━━━ Data supplied ━━━
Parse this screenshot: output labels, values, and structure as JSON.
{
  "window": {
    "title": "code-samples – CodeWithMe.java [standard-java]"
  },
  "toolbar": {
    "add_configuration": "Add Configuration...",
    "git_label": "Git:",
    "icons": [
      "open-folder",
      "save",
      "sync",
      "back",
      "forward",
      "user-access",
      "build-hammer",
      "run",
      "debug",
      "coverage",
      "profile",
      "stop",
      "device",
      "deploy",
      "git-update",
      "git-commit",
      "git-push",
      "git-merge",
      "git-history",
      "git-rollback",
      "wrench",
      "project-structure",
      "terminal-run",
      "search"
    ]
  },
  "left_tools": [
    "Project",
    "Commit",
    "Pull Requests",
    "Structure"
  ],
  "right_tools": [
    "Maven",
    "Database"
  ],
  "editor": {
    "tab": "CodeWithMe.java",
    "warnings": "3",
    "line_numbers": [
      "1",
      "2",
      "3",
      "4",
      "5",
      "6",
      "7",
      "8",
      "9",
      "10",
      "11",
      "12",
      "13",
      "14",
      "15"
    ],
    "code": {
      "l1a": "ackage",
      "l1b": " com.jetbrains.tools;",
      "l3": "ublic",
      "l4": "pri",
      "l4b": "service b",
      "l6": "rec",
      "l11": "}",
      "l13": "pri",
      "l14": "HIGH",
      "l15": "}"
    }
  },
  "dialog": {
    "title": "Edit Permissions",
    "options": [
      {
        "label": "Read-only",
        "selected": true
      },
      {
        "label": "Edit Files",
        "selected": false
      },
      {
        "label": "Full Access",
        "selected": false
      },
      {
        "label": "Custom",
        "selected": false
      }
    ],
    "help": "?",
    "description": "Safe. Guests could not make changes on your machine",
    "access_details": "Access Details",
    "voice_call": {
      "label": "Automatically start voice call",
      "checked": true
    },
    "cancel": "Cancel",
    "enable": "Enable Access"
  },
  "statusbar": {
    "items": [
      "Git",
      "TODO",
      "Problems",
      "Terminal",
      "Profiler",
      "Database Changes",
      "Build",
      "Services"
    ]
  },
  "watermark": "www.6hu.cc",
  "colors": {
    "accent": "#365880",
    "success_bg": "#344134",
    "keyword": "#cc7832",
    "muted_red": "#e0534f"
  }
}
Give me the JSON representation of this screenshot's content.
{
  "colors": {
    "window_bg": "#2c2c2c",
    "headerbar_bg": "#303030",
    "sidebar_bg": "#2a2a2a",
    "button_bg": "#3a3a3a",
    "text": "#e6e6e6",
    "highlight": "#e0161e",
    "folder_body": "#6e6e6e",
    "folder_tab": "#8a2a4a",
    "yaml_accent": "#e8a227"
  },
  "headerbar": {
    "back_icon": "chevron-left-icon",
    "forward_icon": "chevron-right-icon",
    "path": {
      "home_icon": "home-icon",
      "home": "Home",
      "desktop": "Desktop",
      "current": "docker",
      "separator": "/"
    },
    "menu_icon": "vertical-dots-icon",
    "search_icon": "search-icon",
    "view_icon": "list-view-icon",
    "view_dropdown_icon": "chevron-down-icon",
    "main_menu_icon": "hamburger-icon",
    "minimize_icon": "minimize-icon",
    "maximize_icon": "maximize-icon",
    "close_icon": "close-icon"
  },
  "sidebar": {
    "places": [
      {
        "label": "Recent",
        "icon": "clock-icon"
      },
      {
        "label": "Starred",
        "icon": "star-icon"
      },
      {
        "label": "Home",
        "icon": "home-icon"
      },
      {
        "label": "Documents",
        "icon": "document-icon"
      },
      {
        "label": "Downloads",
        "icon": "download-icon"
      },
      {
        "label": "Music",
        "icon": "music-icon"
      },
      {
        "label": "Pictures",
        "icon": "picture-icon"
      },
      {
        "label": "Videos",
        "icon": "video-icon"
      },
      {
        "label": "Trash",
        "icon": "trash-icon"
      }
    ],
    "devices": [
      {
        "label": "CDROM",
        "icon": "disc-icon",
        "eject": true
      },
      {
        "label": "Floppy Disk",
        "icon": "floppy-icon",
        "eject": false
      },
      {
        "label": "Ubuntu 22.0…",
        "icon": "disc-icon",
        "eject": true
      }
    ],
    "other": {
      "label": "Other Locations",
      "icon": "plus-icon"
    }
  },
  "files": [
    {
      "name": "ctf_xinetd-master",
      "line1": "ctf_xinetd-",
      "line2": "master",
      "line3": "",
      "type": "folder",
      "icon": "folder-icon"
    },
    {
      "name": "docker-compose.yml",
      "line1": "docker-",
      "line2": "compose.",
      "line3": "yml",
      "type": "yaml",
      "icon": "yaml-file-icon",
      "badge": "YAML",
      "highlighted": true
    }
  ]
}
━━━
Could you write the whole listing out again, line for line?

Parse this screenshot: output labels, values, and structure as JSON.
{
  "window": {
    "title": "code-samples – CodeWithMe.java [standard-java]"
  },
  "toolbar": {
    "add_configuration": "Add Configuration...",
    "git_label": "Git:",
    "icons": [
      "open-folder",
      "save",
      "sync",
      "back",
      "forward",
      "user-access",
      "build-hammer",
      "run",
      "debug",
      "coverage",
      "profile",
      "stop",
      "device",
      "deploy",
      "git-update",
      "git-commit",
      "git-push",
      "git-merge",
      "git-history",
      "git-rollback",
      "wrench",
      "project-structure",
      "terminal-run",
      "search"
    ]
  },
  "left_tools": [
    "Project",
    "Commit",
    "Pull Requests",
    "Structure"
  ],
  "right_tools": [
    "Maven",
    "Database"
  ],
  "editor": {
    "tab": "CodeWithMe.java",
    "warnings": "3",
    "line_numbers": [
      "1",
      "2",
      "3",
      "4",
      "5",
      "6",
      "7",
      "8",
      "9",
      "10",
      "11",
      "12",
      "13",
      "14",
      "15"
    ],
    "code": {
      "l1a": "ackage",
      "l1b": " com.jetbrains.tools;",
      "l3": "ublic",
      "l4": "pri",
      "l4b": "service b",
      "l6": "rec",
      "l11": "}",
      "l13": "pri",
      "l14": "HIGH",
      "l15": "}"
    }
  },
  "dialog": {
    "title": "Edit Permissions",
    "options": [
      {
        "label": "Read-only",
        "selected": true
      },
      {
        "label": "Edit Files",
        "selected": false
      },
      {
        "label": "Full Access",
        "selected": false
      },
      {
        "label": "Custom",
        "selected": false
      }
    ],
    "help": "?",
    "description": "Safe. Guests could not make changes on your machine",
    "access_details": "Access Details",
    "voice_call": {
      "label": "Automatically start voice call",
      "checked": true
    },
    "cancel": "Cancel",
    "enable": "Enable Access"
  },
  "statusbar": {
    "items": [
      "Git",
      "TODO",
      "Problems",
      "Terminal",
      "Profiler",
      "Database Changes",
      "Build",
      "Services"
    ]
  },
  "watermark": "www.6hu.cc",
  "colors": {
    "accent": "#365880",
    "success_bg": "#344134",
    "keyword": "#cc7832",
    "muted_red": "#e0534f"
  }
}
Give me the JSON representation of this screenshot's content.
{
  "colors": {
    "window_bg": "#2c2c2c",
    "headerbar_bg": "#303030",
    "sidebar_bg": "#2a2a2a",
    "button_bg": "#3a3a3a",
    "text": "#e6e6e6",
    "highlight": "#e0161e",
    "folder_body": "#6e6e6e",
    "folder_tab": "#8a2a4a",
    "yaml_accent": "#e8a227"
  },
  "headerbar": {
    "back_icon": "chevron-left-icon",
    "forward_icon": "chevron-right-icon",
    "path": {
      "home_icon": "home-icon",
      "home": "Home",
      "desktop": "Desktop",
      "current": "docker",
      "separator": "/"
    },
    "menu_icon": "vertical-dots-icon",
    "search_icon": "search-icon",
    "view_icon": "list-view-icon",
    "view_dropdown_icon": "chevron-down-icon",
    "main_menu_icon": "hamburger-icon",
    "minimize_icon": "minimize-icon",
    "maximize_icon": "maximize-icon",
    "close_icon": "close-icon"
  },
  "sidebar": {
    "places": [
      {
        "label": "Recent",
        "icon": "clock-icon"
      },
      {
        "label": "Starred",
        "icon": "star-icon"
      },
      {
        "label": "Home",
        "icon": "home-icon"
      },
      {
        "label": "Documents",
        "icon": "document-icon"
      },
      {
        "label": "Downloads",
        "icon": "download-icon"
      },
      {
        "label": "Music",
        "icon": "music-icon"
      },
      {
        "label": "Pictures",
        "icon": "picture-icon"
      },
      {
        "label": "Videos",
        "icon": "video-icon"
      },
      {
        "label": "Trash",
        "icon": "trash-icon"
      }
    ],
    "devices": [
      {
        "label": "CDROM",
        "icon": "disc-icon",
        "eject": true
      },
      {
        "label": "Floppy Disk",
        "icon": "floppy-icon",
        "eject": false
      },
      {
        "label": "Ubuntu 22.0…",
        "icon": "disc-icon",
        "eject": true
      }
    ],
    "other": {
      "label": "Other Locations",
      "icon": "plus-icon"
    }
  },
  "files": [
    {
      "name": "ctf_xinetd-master",
      "line1": "ctf_xinetd-",
      "line2": "master",
      "line3": "",
      "type": "folder",
      "icon": "folder-icon"
    },
    {
      "name": "docker-compose.yml",
      "line1": "docker-",
      "line2": "compose.",
      "line3": "yml",
      "type": "yaml",
      "icon": "yaml-file-icon",
      "badge": "YAML",
      "highlighted": true
    }
  ]
}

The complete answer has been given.